According to the Optic Neuritis Treatment Trial, without MRI lesions, likelihood of developing clinically definite MS in 10 years is 23% after optic neuritis. IFN beta 1a decreases likelihood of progression to MS. Steroids speeds recovery somewhat, but does not affect final result. Can use steroids to delay diagnosis at 2 years. IV methylprednisolone 1g/d x3days, avoid just oral prednisone, but do taper.


DDx of optic neuritis:

-         idiopathic/demyelination

-         SLE

-         other vasculitides

-         sarcoidosis

-         syphilis

-         Lyme disease

-         viral/post-viral

-         other infectious/inflammatory disorders


Incidence so low, no need to do blood tests initially. Consider if not getting better in a few weeks.



-         optic disc edema due to increased ICP

-         typically bilateral, but often assymetrical

-         blockage of axoplasmic flow

-         bilateral disc elevation, obscuration of disc margins/blood vessels, venous distension/tortuosity, absent spontaneous venous pulsations

-         (nasal and upper poles can often not be clear margins)

-         Venous pulsations means the ICP is <200


Stages of papilledema

-         early – hyperemia, superior/inferioredema

-         acute – hemorrhages, infarcts, retinal folds (Paton’s rings)

-         chronic – “champagne cork” appearance, optociliary shunts

-         atrophic – pallor, arteriolar narrowing


Clinical features of papilledema

-         signs and symptoms of increased ICP

-         transient visual obscurations (TVOs)

-         relative sparing of central acuity

-         enlarged blind spots, constriction of VF


Papilledema DDx:

-         intracranial mass

-         CVST

-         Intracranial hemorrhage

-         Hydrocephalus

-         Meningitis

-         Spinal cord tumour

-         GBS, CIDP

-         Dural AVM

-         Idiopathic intracranial hypertension (pseudotumour cerebri)



-         congenital anomaliesm mimic papilledema

-         asymptomatic, often without headache

-         anomalous vascular branching

-         tilted discs, optic disc drusen

-         bilateral in 2/3 cases


Maligctioarnant hypertension

-         disc swelling mimics papilledema
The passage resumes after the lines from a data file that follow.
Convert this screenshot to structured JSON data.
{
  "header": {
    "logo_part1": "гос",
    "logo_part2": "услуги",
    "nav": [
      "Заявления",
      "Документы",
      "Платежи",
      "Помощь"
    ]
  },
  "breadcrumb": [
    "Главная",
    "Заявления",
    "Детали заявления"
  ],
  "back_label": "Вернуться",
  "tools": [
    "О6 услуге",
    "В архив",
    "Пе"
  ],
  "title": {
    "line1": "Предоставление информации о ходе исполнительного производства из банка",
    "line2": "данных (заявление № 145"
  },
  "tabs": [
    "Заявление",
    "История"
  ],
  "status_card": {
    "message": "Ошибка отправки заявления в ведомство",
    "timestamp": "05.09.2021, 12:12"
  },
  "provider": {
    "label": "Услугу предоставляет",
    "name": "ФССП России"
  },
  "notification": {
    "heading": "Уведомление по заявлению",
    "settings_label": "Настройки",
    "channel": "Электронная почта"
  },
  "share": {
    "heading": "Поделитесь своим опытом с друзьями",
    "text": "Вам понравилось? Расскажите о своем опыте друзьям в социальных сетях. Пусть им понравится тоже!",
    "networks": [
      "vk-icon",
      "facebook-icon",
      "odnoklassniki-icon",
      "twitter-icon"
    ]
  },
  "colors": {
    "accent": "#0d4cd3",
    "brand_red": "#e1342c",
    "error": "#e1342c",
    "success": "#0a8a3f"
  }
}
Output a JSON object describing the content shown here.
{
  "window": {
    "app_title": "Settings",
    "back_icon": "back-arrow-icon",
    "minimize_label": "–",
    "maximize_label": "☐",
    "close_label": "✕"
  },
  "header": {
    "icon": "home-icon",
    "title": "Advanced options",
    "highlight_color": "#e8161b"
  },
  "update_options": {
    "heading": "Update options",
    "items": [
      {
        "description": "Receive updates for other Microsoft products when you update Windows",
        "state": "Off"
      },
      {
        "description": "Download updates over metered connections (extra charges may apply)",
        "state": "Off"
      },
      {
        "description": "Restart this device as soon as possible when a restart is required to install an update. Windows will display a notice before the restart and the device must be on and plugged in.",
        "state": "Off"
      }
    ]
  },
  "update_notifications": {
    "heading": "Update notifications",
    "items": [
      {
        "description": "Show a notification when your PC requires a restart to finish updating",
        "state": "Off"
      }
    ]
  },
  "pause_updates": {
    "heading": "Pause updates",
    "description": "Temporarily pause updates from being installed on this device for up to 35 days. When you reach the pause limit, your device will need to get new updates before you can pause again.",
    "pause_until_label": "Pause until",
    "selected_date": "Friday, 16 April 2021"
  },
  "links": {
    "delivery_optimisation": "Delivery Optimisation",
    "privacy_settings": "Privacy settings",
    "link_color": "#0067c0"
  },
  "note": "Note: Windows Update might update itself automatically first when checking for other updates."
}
-         Elevated BP

-         Encephalopathy not always present

-         Cotton wool spots, macular lipid star

-         Typically hemorrhagic retinal away from disc


Anterior ischemic optic neuropathy

-         most common in patients >50 years

-         sudden, unilateral visual loss

-         presumed optic head ischemia

-         sparing of central retinal artery, infarction of small ciliary arteries

-         pale swelling


Giant cell arteritis (arteritic ION)

-         true emergency

-         HA, jaw claudication, scalp tenderness (not required)

-         Elevated ESR, CRP

-         Bilateral or sequential, amaurosis fugax

-         90% anterior or posterior ION, 3-5% central retinal artery occlusion, ocular ischemia, double vision (brainstem, eye muscles)

-         Treat first, biopsy temporal artery later – IV methylprednisolone 1g/day x3days then oral 1-2 years, goal to protect fellow eye

-         Can biopsy up to 2 weeks into steroid treatment


Central retinal artery occlusion

-         branch vs. central

-         retinal whitening  “cherry red spot”

-         if there is a cilioretinal artery, you can spare the macula (no cherry red spot)

-         prognosis is poor even with treatment

-         paracentesis, ocular massage, lower IOP, heparin (IA thrombolysis), work up for underlying etiology


Compressive optic neuropathies – the big 4

-         pituitary adenoma

-         meningioma – sphenoid or clinoid

-         giant aneurysm – carotid ophthalmic

-         craniopharyngioma